So, the last time I posted about the coats, I mentioned making fancy hats for the girls. Those whipped up pretty quickly and they turned out just so cute! Like, can’t-stand-it cute. The hats are fleece, as well as the small flowers. The hats are three pieces: the top, the crown, and the band. Easy! The flowers were fun to do. Take a narrow strip of fabric; put in a gathering stitch along one side; pull up the gathers and then roll and hand-tack into a rosebud shape.
As an added photgraphic bonus, Rana is wearing the ABC jumper I made her for school and Granota is wearing my Hanna Andersson knock-off dress. I didn’t get very good pictures of those back when I first made them.
This was the last of our good weather here (late October-November has been gorgeous!), so we took the kids down to play at the river for a little while. The girls tried their hands at fishing.

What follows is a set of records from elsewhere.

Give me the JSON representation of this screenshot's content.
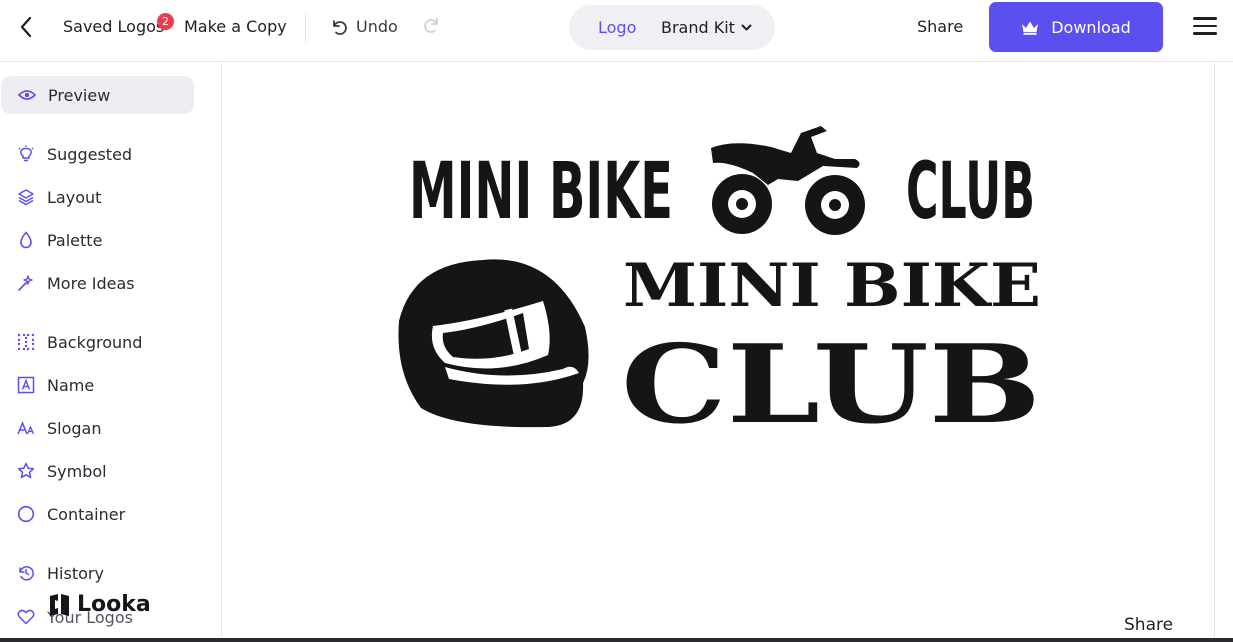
{
  "header": {
    "saved_logos_label": "Saved Logos",
    "saved_logos_count": "2",
    "make_copy_label": "Make a Copy",
    "undo_label": "Undo",
    "toggle": {
      "logo_label": "Logo",
      "brand_kit_label": "Brand Kit"
    },
    "share_label": "Share",
    "download_label": "Download"
  },
  "sidebar": {
    "items": [
      {
        "label": "Preview",
        "icon": "eye-icon"
      },
      {
        "label": "Suggested",
        "icon": "lightbulb-icon"
      },
      {
        "label": "Layout",
        "icon": "layers-icon"
      },
      {
        "label": "Palette",
        "icon": "droplet-icon"
      },
      {
        "label": "More Ideas",
        "icon": "magic-wand-icon"
      },
      {
        "label": "Background",
        "icon": "grid-icon"
      },
      {
        "label": "Name",
        "icon": "text-box-icon"
      },
      {
        "label": "Slogan",
        "icon": "font-size-icon"
      },
      {
        "label": "Symbol",
        "icon": "star-icon"
      },
      {
        "label": "Container",
        "icon": "circle-icon"
      },
      {
        "label": "History",
        "icon": "history-icon"
      },
      {
        "label": "Your Logos",
        "icon": "heart-icon"
      }
    ],
    "brand": "Looka"
  },
  "canvas": {
    "logo1": {
      "left": "MINI BIKE",
      "right": "CLUB"
    },
    "logo2": {
      "line1": "MINI BIKE",
      "line2": "CLUB"
    },
    "share_label": "Share"
  },
  "colors": {
    "accent": "#5b4ff0",
    "badge": "#f03c4f",
    "ink": "#151515"
  }
}
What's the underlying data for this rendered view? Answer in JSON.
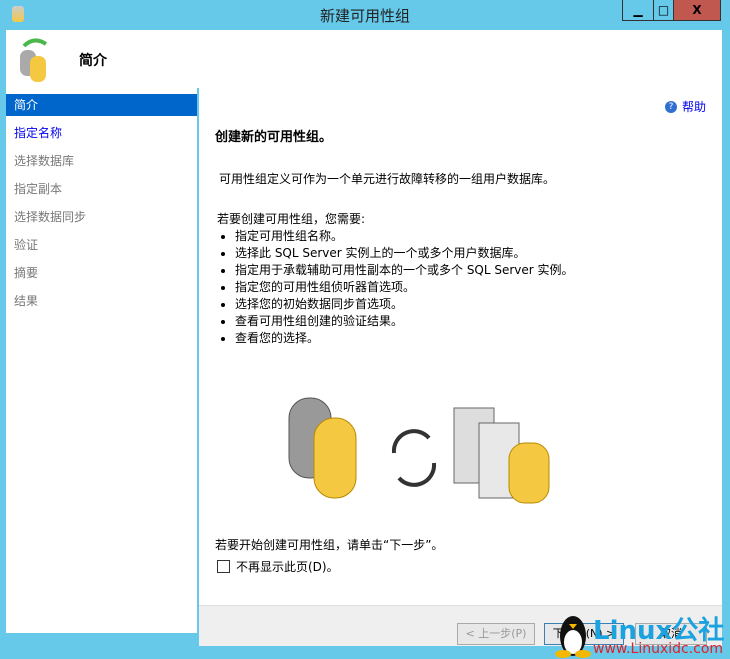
{
  "window": {
    "title": "新建可用性组",
    "minimize": "▁",
    "maximize": "□",
    "close": "X"
  },
  "header": {
    "title": "简介"
  },
  "nav": {
    "items": [
      {
        "label": "简介"
      },
      {
        "label": "指定名称"
      },
      {
        "label": "选择数据库"
      },
      {
        "label": "指定副本"
      },
      {
        "label": "选择数据同步"
      },
      {
        "label": "验证"
      },
      {
        "label": "摘要"
      },
      {
        "label": "结果"
      }
    ]
  },
  "main": {
    "help": "帮助",
    "heading": "创建新的可用性组。",
    "intro": "可用性组定义可作为一个单元进行故障转移的一组用户数据库。",
    "req_title": "若要创建可用性组，您需要:",
    "bullets": [
      "指定可用性组名称。",
      "选择此 SQL Server 实例上的一个或多个用户数据库。",
      "指定用于承载辅助可用性副本的一个或多个 SQL Server 实例。",
      "指定您的可用性组侦听器首选项。",
      "选择您的初始数据同步首选项。",
      "查看可用性组创建的验证结果。",
      "查看您的选择。"
    ],
    "start_text": "若要开始创建可用性组，请单击“下一步”。",
    "dont_show": "不再显示此页(D)。"
  },
  "buttons": {
    "prev": "< 上一步(P)",
    "next": "下一步(N) >",
    "cancel": "取消"
  },
  "watermark": {
    "brand": "Linux公社",
    "url": "www.Linuxidc.com"
  }
}
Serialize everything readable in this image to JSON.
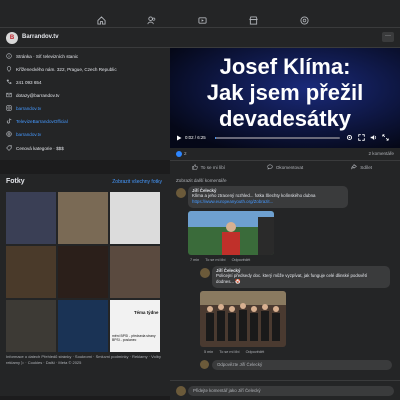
{
  "page": {
    "name": "Barrandov.tv",
    "avatar_letter": "B"
  },
  "intro": [
    {
      "icon": "info-icon",
      "text": "Stránka · Síť televizních stanic",
      "link": false
    },
    {
      "icon": "location-icon",
      "text": "Kříženeckého nám. 322, Prague, Czech Republic",
      "link": false
    },
    {
      "icon": "phone-icon",
      "text": "241 093 654",
      "link": false
    },
    {
      "icon": "email-icon",
      "text": "dotazy@barrandov.tv",
      "link": false
    },
    {
      "icon": "instagram-icon",
      "text": "barrandov.tv",
      "link": true
    },
    {
      "icon": "tiktok-icon",
      "text": "TelevizeBarrandovOfficial",
      "link": true
    },
    {
      "icon": "globe-icon",
      "text": "barrandov.tv",
      "link": true
    },
    {
      "icon": "price-icon",
      "text": "Cenová kategorie · $$$",
      "link": false
    }
  ],
  "photos": {
    "title": "Fotky",
    "see_all": "Zobrazit všechny fotky",
    "items": [
      {
        "label": "",
        "bg": "#3a3f55"
      },
      {
        "label": "",
        "bg": "#7a6a55"
      },
      {
        "label": "",
        "bg": "#dcdcdc"
      },
      {
        "label": "",
        "bg": "#4a3a2a"
      },
      {
        "label": "",
        "bg": "#2b1f1a"
      },
      {
        "label": "",
        "bg": "#5a4a3f"
      },
      {
        "label": "",
        "bg": "#3d3a35"
      },
      {
        "label": "",
        "bg": "#1a3355"
      },
      {
        "label": "Téma týdne",
        "bg": "#f2f2f2"
      }
    ],
    "overlay_caption": "mění BPSI - předseda strany BPSI - poslanec"
  },
  "footer": "Informace o datech Přehledů stránky · Soukromí · Smluvní podmínky · Reklamy · Volby reklamy ▷ · Cookies · Další · Meta © 2025",
  "video": {
    "title_line1": "Josef Klíma:",
    "title_line2": "Jak jsem přežil",
    "title_line3": "devadesátky",
    "time": "0:02 / 6:25",
    "progress": 0.01
  },
  "stats": {
    "reactions": "2",
    "comments": "2 komentáře"
  },
  "actions": [
    {
      "icon": "like-icon",
      "label": "To se mi líbí"
    },
    {
      "icon": "comment-icon",
      "label": "Okomentovat"
    },
    {
      "icon": "share-icon",
      "label": "Sdílet"
    }
  ],
  "comments": {
    "sort_label": "Zobrazit další komentáře",
    "items": [
      {
        "author": "Jiří Čelecký",
        "text_line1": "Klíma a jeho ztracený rozhled... fotka Šlechty kolínského dubna",
        "link": "https://www.europeanyouth.org/Zobrazit...",
        "meta_time": "7 min",
        "meta_like": "To se mi líbí",
        "meta_reply": "Odpovědět"
      },
      {
        "author": "Jiří Čelecký",
        "text_line1": "Policejní předsedy doc. který může vyzpívat, jak funguje celé dlinské podsvětí",
        "text_line2": "dodnes... 🤡",
        "meta_time": "5 min",
        "meta_like": "To se mi líbí",
        "meta_reply": "Odpovědět"
      }
    ],
    "reply_placeholder": "Odpovězte Jiří Čelecký",
    "main_placeholder": "Přidejte komentář jako Jiří Čelecký"
  },
  "colors": {
    "accent": "#4599ff",
    "bg": "#1c1c1d",
    "card": "#242526",
    "bubble": "#3a3b3c"
  }
}
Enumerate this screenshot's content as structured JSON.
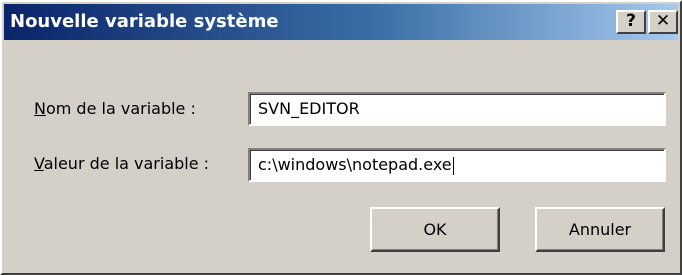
{
  "window": {
    "title": "Nouvelle variable système",
    "help_icon": "?",
    "close_icon": "✕"
  },
  "form": {
    "name_label_mnemonic": "N",
    "name_label_rest": "om de la variable :",
    "name_value": "SVN_EDITOR",
    "value_label_mnemonic": "V",
    "value_label_rest": "aleur de la variable :",
    "value_value": "c:\\windows\\notepad.exe"
  },
  "buttons": {
    "ok_label": "OK",
    "cancel_label": "Annuler"
  }
}
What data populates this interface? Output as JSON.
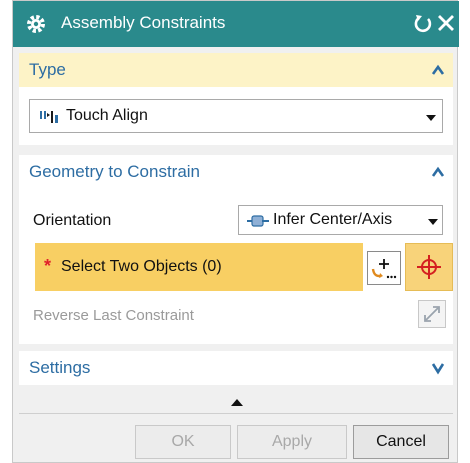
{
  "window": {
    "title": "Assembly Constraints",
    "icons": {
      "app": "gear-icon",
      "reset": "reset-icon",
      "close": "close-icon"
    }
  },
  "type_section": {
    "header": "Type",
    "expanded": true,
    "selected": "Touch Align",
    "selected_icon": "touch-align-icon"
  },
  "geometry_section": {
    "header": "Geometry to Constrain",
    "expanded": true,
    "orientation_label": "Orientation",
    "orientation_value": "Infer Center/Axis",
    "orientation_icon": "infer-center-axis-icon",
    "required_marker": "*",
    "select_prompt": "Select Two Objects (0)",
    "reverse_label": "Reverse Last Constraint"
  },
  "settings_section": {
    "header": "Settings",
    "expanded": false
  },
  "buttons": {
    "ok": "OK",
    "apply": "Apply",
    "cancel": "Cancel"
  },
  "colors": {
    "title_bar": "#2a8a8c",
    "section_header_text": "#2d6da3",
    "active_header_bg": "#fdf3c7",
    "selection_highlight": "#f8cf63",
    "required_star": "#e0202a"
  }
}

Now, there were a few people who were concerned that the girls get all the love and Konik is left freezing to death. Not to worry, though! I made him a coat last year which was big then and is still a little oversized this year. We might even be able to use it again next year, who knows!
A few tips for sewing with plaid:

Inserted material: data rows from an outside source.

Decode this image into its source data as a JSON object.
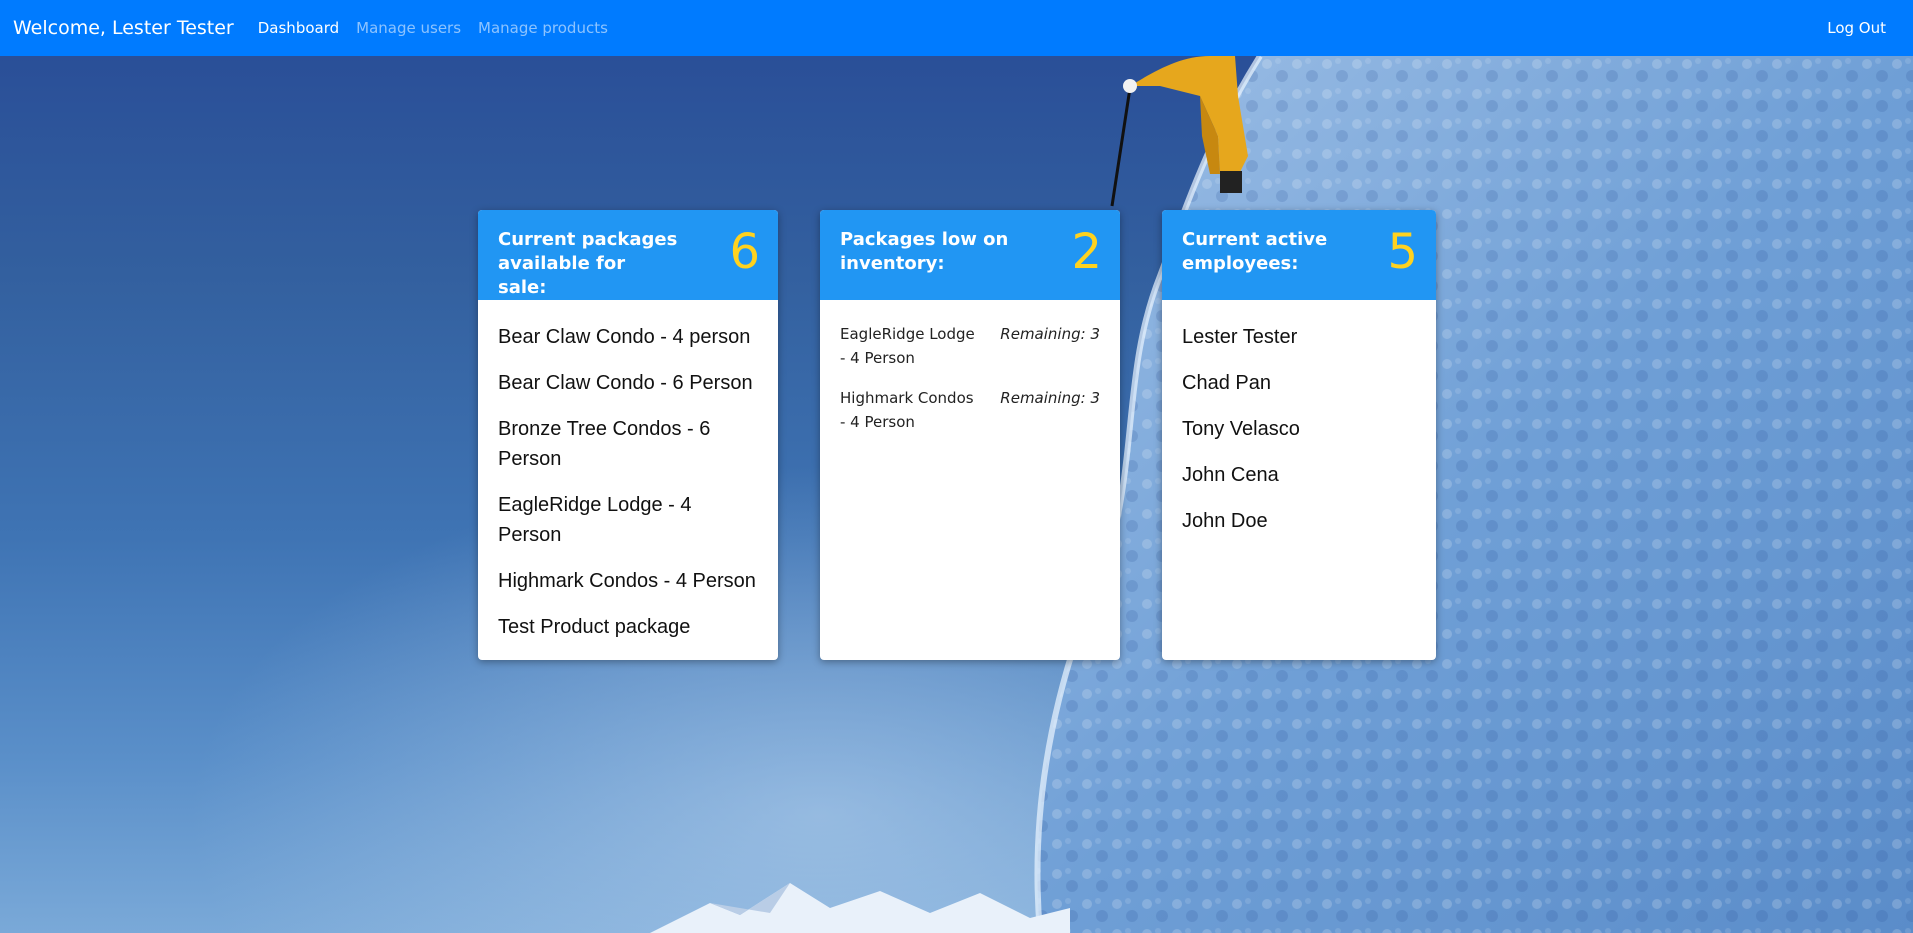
{
  "navbar": {
    "brand": "Welcome, Lester Tester",
    "links": [
      {
        "label": "Dashboard",
        "active": true
      },
      {
        "label": "Manage users",
        "active": false
      },
      {
        "label": "Manage products",
        "active": false
      }
    ],
    "logout_label": "Log Out",
    "color": "#007bff"
  },
  "cards": {
    "packages": {
      "title": "Current packages available for sale:",
      "count": "6",
      "items": [
        "Bear Claw Condo - 4 person",
        "Bear Claw Condo - 6 Person",
        "Bronze Tree Condos - 6 Person",
        "EagleRidge Lodge - 4 Person",
        "Highmark Condos - 4 Person",
        "Test Product package"
      ]
    },
    "low_inventory": {
      "title": "Packages low on inventory:",
      "count": "2",
      "items": [
        {
          "name": "EagleRidge Lodge - 4 Person",
          "remaining": "Remaining: 3"
        },
        {
          "name": "Highmark Condos - 4 Person",
          "remaining": "Remaining: 3"
        }
      ]
    },
    "employees": {
      "title": "Current active employees:",
      "count": "5",
      "items": [
        "Lester Tester",
        "Chad Pan",
        "Tony Velasco",
        "John Cena",
        "John Doe"
      ]
    },
    "header_color": "#2196f3",
    "count_color": "#ffd21f"
  }
}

- Identify the dominant stripe in the pattern. You’re going to base the arrangement of your pattern pieces around it. You want the dominant stripe to highlight the main lines of the garment — center front and center back.
- Also be aware of the horizontal stripes when you cut the fabric. You want them to line up all the way around the garment. You can see how the horizontal stripes meet across the two front pieces of the coat; the same is true of the side seams where they meet the back piece. And, if there is also a dominant horizontal stripe in your plaid, you want that to hit appropriate parts of the body as well.
- This might mean that you don’t exactly follow the pattern piece layout given in the sewing pattern instructions, but that’s ok. Some of the pieces that you would normally cut out two at a time (the front pieces and the sleeves, for example) are better done one at a time when dealing with plaid. It’s the only way you can really ensure that the plaid will match up like it should.
Notice how the dominant stripe runs right down the center of his back, including the collar. This is the kind of thing that most people don’t think about when they see a plaid garment done right. But, boy, do you ever notice if that plaid is the slightest bit off. It’s worth it to take some extra time and make sure it’s right!